Consumers, rejoice! The Department of Justice (DOJ) released on Dec. 12, 2014 an Advisory Opinion clearly siding with Filipino internet users against the telco practice of imposing data caps and speed throttling through so-called “fair usage” policies (FUP).
The DOJ’s Advisory Opinion practically laid out the legal basis for suing the telcos over the arbitrary “limits” they impose on subscribers who subscribe to their “unlimited” internet offers, and called on the public to file complaints with the telcos themselves and with agencies such as the Department of Trade and Industry (DTI) and the National Telecommunications Commission (NTC).
In other words, there is no legal basis for data caps and throttling, and there is a legal basis to complain and demand the delivery of promised internet speeds.
All telcos are doing it
The major telcos are implementing data caps and throttling:
- Bayantel “Acceptable Use Policy”
- Globe “Fair Usage Policy” (FUP)
- PLDT HomeBro FUP
- SkyBroadband FAQ on Usage
- Smart Postpaid FUP
- Smart Prepaid FUP
But the data caps seem to be only one of the problems for Filipino internet users.
The illegal practice has apparently helped the telcos reap a windfall from mobile data revenues.
Early this month, Globe reported revenues of more than P10-billion from its mobile data business, just for first nine months of 2014.
For July-Sept. 2014 alone, the PLDT group of Smart and Sun gobbled up P5.73-billion in mobile data revenues, up by 69 percent from the same period last year.
Consumers however do not feel or receive benefits as generous as the mobile data revenues of Globe and PLDT.
For example, right in Metro Manila, both telcos have so far failed to cover the entire stretch of EDSA and the three MRT/LRT lines with dependable, continuous 3G or 4G coverage.
This despite the competing claims of Globe and PLDT that they both have “nationwidest” coverage:
Globe has claimed last July 1, 2014 that its entire network is a full 3G network and promised to make it a full 4G network within three months.
Last March, PLDT’s Smart promised that at least half of the Philippines would be covered by 4G networks:
Besides expanding its 4G LTE coverage, Smart would spend on widening its 3G coverage from 71 percent to 100 percent of the population, increasing the PLDT Group’s fiber footprint from 78,000 kilometers to 90,000 kilometers, and investing on a new international cable system by the end of the year.
But independent and third-party report say otherwise.
Poorest coverage, slowest, most expensive internet in region
For years now, Filipinos have been made to endure the slowest, most undependable and expensive internet services in the region and in Asia.
Last February, OpenSignal found that Globe and PLDT offered the “slowest” and “poorest coverage” for LTE in the world.

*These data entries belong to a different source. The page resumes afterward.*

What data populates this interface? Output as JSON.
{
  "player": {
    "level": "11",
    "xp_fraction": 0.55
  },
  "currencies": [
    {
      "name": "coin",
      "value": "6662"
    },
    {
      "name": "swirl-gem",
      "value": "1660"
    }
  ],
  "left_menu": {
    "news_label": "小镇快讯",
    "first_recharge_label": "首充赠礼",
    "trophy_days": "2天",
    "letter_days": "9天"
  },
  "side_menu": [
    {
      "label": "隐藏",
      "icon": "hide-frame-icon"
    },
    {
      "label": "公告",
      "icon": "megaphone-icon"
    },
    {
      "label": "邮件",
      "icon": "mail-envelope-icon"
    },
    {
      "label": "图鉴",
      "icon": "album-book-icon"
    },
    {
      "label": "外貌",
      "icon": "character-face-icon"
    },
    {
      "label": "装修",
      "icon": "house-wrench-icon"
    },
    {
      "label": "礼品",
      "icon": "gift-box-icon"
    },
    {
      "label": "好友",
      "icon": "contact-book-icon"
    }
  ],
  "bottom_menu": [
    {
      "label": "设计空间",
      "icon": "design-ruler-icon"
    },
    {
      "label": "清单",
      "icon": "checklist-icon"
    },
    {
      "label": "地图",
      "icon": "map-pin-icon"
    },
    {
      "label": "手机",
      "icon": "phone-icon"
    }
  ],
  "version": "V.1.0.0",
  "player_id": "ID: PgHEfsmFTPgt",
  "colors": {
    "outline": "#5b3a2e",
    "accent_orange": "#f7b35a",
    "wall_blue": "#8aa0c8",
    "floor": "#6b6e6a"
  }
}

No thanks to the telcos, the Philippines had the “slowest internet in Southeast Asia”, as of April 2014 – ranking 158th out of 190 countries.
The Inquirer released this infographic last July:
As of October 2014, ABS-CBN reported:
The Philippines still has one of the slowest average connection speeds in Asia Pacific, according to a new report by Akamai.
In its latest State of the Internet Q2-2014, Akamai said the Philippines ranked 103rd on the list in terms of average connection speeds.
The Philippines only had an average Internet speed of of 2.5 Megabits per second (Mbps) in the second quarter, although this was a 58 percent improvement from year-ago figures.
To top it all, telcos also charge Filipinos the most expensive internet charges in Asia.
If your handset or device is only capable of 2G or 3G, you pay the same rates as those subscribed to 4G or LTE services.
Subscription rates for mobile data have been nailed, almost permanently, at P50 per day or P999 per month. This, despite the huge revenues, profits (return of investment), and substandard service reaped by telcos.
Inquirer captured the gist of the DOJ’s advisory and what consumers have been railing against all along:
Talk about false advertising.
The DOJ on Friday warned telecommunications companies against practicing deceptive marketing practices or risk facing penalties even as it reiterated its earlier advisory on the imposition of data caps on “unlimited Internet” promos, which slows down service for online users.
In a statement, the DOJ said the “fair use policy” (FUP) imposed by Internet service providers (ISPs) on subscribers “is inconsistent” with provisions of the Consumer Act, which penalizes deceptive packaging and misleading trade practices and advertisements.
“The contention here is simple: ‘Unlimited’ means unlimited,” the DOJ said in its advisory.
Justice Secretary Leila De Lima said telcos that practice this may be held liable for violations of Republic Act (RA) No. 7394, also known as the Consumer Act of the Philippines, particularly the provisions on fair packaging, and misleading trade practice and advertisements.
This is the second time the DOJ made a warning against “misleading” claims of telcos, with the agency releasing a first Advisory Opinion just last Sept.
Interestingly, the furor over data caps and awful services mark the 20th anniversary this 2014 of the first internet connection of the Philippines.